Robert Cotter, an acclaimed Johns Hopkins pharmacologist and molecular scientist, died on November 12 of an apparent heart attack at his home. He was 69. Cotter’s pioneering work in mass spectrometry led to its development as one of science’s most potent laboratory tools for analyzing both chemical and biological entities — as well as a device for deciphering the contents of dirt samples on Mars.
“Bob has been an institutional resource for Hopkins and beyond for dozens of collaborators in mass spectrometry,” said Philip Cole, director of the Department of Pharmacology and Molecular Sciences in the school of medicine.
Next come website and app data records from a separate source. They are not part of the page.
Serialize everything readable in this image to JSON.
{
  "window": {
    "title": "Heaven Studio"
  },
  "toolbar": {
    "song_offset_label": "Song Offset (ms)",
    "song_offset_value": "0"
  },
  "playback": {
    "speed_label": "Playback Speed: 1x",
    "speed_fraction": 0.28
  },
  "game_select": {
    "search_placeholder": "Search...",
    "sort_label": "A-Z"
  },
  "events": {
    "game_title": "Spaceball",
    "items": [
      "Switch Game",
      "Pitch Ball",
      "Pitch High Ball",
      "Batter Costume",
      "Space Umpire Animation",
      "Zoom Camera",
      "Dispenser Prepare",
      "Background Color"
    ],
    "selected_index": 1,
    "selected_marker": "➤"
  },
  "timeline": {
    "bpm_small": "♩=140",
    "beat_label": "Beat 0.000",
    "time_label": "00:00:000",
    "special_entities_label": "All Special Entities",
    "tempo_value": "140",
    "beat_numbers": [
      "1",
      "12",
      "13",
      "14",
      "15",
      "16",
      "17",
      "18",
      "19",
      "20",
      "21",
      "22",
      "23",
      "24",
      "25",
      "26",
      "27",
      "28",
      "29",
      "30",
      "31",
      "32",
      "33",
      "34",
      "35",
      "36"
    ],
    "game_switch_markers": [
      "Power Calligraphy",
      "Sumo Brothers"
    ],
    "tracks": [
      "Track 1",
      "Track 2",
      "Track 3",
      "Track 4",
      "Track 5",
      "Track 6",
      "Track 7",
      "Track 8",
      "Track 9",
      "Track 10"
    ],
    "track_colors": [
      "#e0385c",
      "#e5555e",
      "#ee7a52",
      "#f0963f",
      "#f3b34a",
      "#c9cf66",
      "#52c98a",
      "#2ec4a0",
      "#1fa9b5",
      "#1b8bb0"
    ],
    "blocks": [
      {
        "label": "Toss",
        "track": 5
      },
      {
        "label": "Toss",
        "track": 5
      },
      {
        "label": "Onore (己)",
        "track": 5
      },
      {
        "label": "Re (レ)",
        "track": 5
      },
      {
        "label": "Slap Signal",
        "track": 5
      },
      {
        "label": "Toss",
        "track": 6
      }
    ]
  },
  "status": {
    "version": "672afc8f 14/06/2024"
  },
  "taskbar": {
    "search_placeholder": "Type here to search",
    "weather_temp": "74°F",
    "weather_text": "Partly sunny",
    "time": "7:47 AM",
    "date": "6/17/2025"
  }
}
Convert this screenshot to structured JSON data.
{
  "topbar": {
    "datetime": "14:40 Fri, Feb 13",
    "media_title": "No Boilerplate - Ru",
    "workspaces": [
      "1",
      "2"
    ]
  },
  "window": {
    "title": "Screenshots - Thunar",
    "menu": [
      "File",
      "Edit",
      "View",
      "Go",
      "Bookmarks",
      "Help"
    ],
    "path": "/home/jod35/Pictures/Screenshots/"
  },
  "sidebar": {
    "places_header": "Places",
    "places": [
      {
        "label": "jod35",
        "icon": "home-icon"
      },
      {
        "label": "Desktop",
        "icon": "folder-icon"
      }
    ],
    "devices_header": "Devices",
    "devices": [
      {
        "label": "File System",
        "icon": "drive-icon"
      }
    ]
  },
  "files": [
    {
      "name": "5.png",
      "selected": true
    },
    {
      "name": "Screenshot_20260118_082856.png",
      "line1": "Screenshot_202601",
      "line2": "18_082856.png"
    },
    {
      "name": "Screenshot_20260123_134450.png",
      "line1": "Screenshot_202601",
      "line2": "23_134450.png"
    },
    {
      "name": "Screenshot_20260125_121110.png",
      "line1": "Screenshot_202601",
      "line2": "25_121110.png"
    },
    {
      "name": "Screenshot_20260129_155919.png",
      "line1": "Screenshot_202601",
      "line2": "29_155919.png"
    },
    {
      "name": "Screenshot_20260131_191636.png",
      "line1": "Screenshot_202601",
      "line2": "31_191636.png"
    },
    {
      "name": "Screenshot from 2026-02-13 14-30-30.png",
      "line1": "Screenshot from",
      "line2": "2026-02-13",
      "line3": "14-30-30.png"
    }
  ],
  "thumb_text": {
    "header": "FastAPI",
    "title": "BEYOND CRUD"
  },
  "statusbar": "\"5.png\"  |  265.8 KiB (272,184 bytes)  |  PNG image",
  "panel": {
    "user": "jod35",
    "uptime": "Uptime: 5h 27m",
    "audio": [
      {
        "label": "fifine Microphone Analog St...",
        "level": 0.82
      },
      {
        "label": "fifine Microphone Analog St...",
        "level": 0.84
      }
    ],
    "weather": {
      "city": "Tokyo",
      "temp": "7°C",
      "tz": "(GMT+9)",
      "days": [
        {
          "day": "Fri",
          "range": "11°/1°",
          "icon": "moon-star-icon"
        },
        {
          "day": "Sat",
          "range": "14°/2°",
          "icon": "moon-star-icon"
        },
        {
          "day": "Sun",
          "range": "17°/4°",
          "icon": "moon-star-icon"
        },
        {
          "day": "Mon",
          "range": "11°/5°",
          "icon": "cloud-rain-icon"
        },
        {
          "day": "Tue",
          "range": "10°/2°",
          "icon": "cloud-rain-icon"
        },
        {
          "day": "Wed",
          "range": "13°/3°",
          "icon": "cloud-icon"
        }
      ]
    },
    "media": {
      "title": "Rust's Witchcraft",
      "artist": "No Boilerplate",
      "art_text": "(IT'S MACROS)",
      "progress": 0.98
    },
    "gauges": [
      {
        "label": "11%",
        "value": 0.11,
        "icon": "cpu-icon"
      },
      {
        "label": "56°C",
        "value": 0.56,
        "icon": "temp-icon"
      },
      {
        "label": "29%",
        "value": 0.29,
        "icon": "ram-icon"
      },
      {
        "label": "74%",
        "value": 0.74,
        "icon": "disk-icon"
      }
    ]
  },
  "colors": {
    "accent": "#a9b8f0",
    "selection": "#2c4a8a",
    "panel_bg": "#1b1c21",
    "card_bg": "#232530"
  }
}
The breakthroughs he achieved “have led to major discoveries in cancer, immune disorders, infectious diseases and metabolic syndromes.”
Along with colleagues at Hopkins’ Applied Physics Laboratory, Cotter received a $750,000 grant from the National Aeronautics and Space Administration (NASA) in 2007 to create a shoebox-sized mass spectrometer that could fit on a Mars Rover and search for signs of previous life there by probing samples of the red planet’s soil for evidence of proteins or nucleic acids, which carry genetic information.
Cotter earned his Ph.D. in chemistry from Hopkins in 1972 and joined the faculty in 1977. He was director of the school of medicine’s Middle Atlantic Mass Spectrometry Laboratory and also “trained a legion of outstanding students and postdocs that now occupy leading positions throughout the world,” Cole said.
Mass spectrometry devices are used to identify individual components in samples from unknown chemical sources, as well as analyze known chemical samples in immense detail.
Cotter’s accomplishments earned him some of the highest honors in his field. In August 2009, he received the American Chemical Society (ACS) Analytical Chemistry Award in Chemical Instrumentation, and in September 2010, he received the ACS’ Frank H. Field and Joe L. Franklin Award for Outstanding Achievement in Mass Spectrometry, considered the top accolade in the field.